I’m curious?- what are some of the ways you’ve helped keep the anger at bay during an overload? Were their bible verses or prayers that have helped you deal with your anger over sensory triggers?

Please use the comment section below to share your thoughts and experiences on this.

Also, if you like what you read, be sure to sign up to receive updates on my blog so you’ll never miss a post.

~

Here are some of the posts that link up with this one:

Part 1 Sensory Tools Explained– Fidget/Tactile tools specifically.

A helpful list of Sensory Tools and Toys

Overload Alert- Sensory Overload explained.

 

Embracing My Sensory Processing Disorder More- Thoughts on the 4th of July and Fireworks.
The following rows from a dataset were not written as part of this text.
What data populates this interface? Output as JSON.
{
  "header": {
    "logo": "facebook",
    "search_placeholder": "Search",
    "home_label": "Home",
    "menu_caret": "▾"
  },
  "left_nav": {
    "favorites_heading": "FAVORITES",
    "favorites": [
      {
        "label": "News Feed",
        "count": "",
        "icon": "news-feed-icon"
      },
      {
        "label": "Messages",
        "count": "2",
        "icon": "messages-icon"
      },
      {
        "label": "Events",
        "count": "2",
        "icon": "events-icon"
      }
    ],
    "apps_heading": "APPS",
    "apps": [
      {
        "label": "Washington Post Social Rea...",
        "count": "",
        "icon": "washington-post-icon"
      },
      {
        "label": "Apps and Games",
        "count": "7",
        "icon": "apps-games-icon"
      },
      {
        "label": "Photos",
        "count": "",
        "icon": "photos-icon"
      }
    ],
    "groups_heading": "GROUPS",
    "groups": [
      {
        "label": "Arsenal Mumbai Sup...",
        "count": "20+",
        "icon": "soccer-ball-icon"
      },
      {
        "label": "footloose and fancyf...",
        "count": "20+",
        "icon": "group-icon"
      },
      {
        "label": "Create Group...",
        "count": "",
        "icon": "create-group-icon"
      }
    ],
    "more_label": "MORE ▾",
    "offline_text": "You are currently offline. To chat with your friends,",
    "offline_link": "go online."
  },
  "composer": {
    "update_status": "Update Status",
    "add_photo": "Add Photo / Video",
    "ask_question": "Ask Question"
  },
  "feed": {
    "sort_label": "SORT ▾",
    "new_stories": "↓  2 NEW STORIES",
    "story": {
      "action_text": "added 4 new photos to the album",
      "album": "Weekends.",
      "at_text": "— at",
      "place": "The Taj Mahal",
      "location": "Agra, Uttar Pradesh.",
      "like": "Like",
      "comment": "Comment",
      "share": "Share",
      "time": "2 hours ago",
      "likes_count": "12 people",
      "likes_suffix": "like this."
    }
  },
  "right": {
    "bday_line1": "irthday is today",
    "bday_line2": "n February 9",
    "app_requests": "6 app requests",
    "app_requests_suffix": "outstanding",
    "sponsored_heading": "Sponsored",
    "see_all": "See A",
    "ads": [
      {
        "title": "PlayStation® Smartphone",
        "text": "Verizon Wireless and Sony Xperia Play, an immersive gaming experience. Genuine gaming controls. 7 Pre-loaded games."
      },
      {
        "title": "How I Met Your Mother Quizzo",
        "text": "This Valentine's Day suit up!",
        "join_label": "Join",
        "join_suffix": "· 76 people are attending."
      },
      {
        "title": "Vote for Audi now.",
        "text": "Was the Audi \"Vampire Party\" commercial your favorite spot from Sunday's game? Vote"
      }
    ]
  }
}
Tomorrow is the 4th of July. I can already hear the Fireworks going off in the neighborhood.

Every pop, every bang sends chills down my spine and makes my SPD want to panic.
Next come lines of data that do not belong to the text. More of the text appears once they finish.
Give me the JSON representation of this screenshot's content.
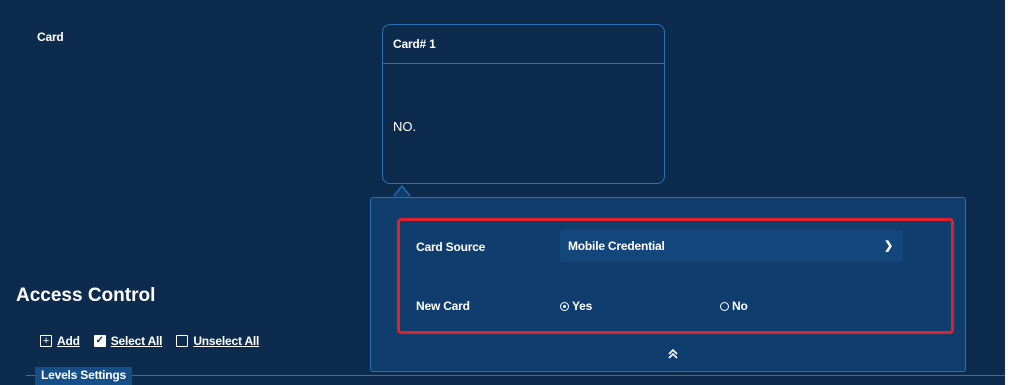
{
  "card": {
    "label": "Card",
    "box_title": "Card# 1",
    "number_label": "NO."
  },
  "popover": {
    "card_source_label": "Card Source",
    "card_source_value": "Mobile Credential",
    "new_card_label": "New Card",
    "yes_label": "Yes",
    "no_label": "No",
    "new_card_selected": "Yes",
    "collapse_icon": "double-chevron-up-icon"
  },
  "access": {
    "title": "Access Control",
    "add_label": "Add",
    "select_all_label": "Select All",
    "unselect_all_label": "Unselect All",
    "levels_title": "Levels Settings"
  },
  "colors": {
    "panel_bg": "#0d2b4c",
    "popover_bg": "#0f3d6d",
    "border": "#2b6fb5",
    "highlight": "#e0202a"
  }
}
But this year, I’m not going to hide. I’m not going to fight my limitations, I am going to embrace them.

I stumbled upon a picture from one of my favorite childhood episodes of Clifford The Big Red Dog.

This photo is from the Clifford TV show, but the words were added.

This photo is from the Clifford TV show, but the words were added.

This picture is from an episode that is all about Clifford and Cleo trying to help T-Bone get over his fear and panicky reactions to loud noises. They want him to be able to enjoy the fireworks that evening and not have to hide away under his masters bed.

They spent the entire episode trying, but they find it is no use. T-Bone can’t be cured, but he can be helped. By the end of the episode we see the adorable scene pictured above. T-Bone happily enjoying the fireworks with earmuffs on.

My point is, it’s easy to run from your limitations. It’s easy to be scared of facing them. But our limitations shouldn’t keep us from living, especially when we have tools to help us.

So instead of dreading Fireworks and condemning them, try putting on noise canceling headphones, earplugs, or put your hands over your ears. The people around you who love you would much rather have you use these things than to not have you with them. You are important to them, no matter what tools you have to use.

This applies not only to the 4th of July, but to every day of our lives. Stretch your limitations, forgive yourself if you fail, and keep trying to live your life to the fullest!

I hope you all have a happy 4th and may God bless all of us who live in this great land.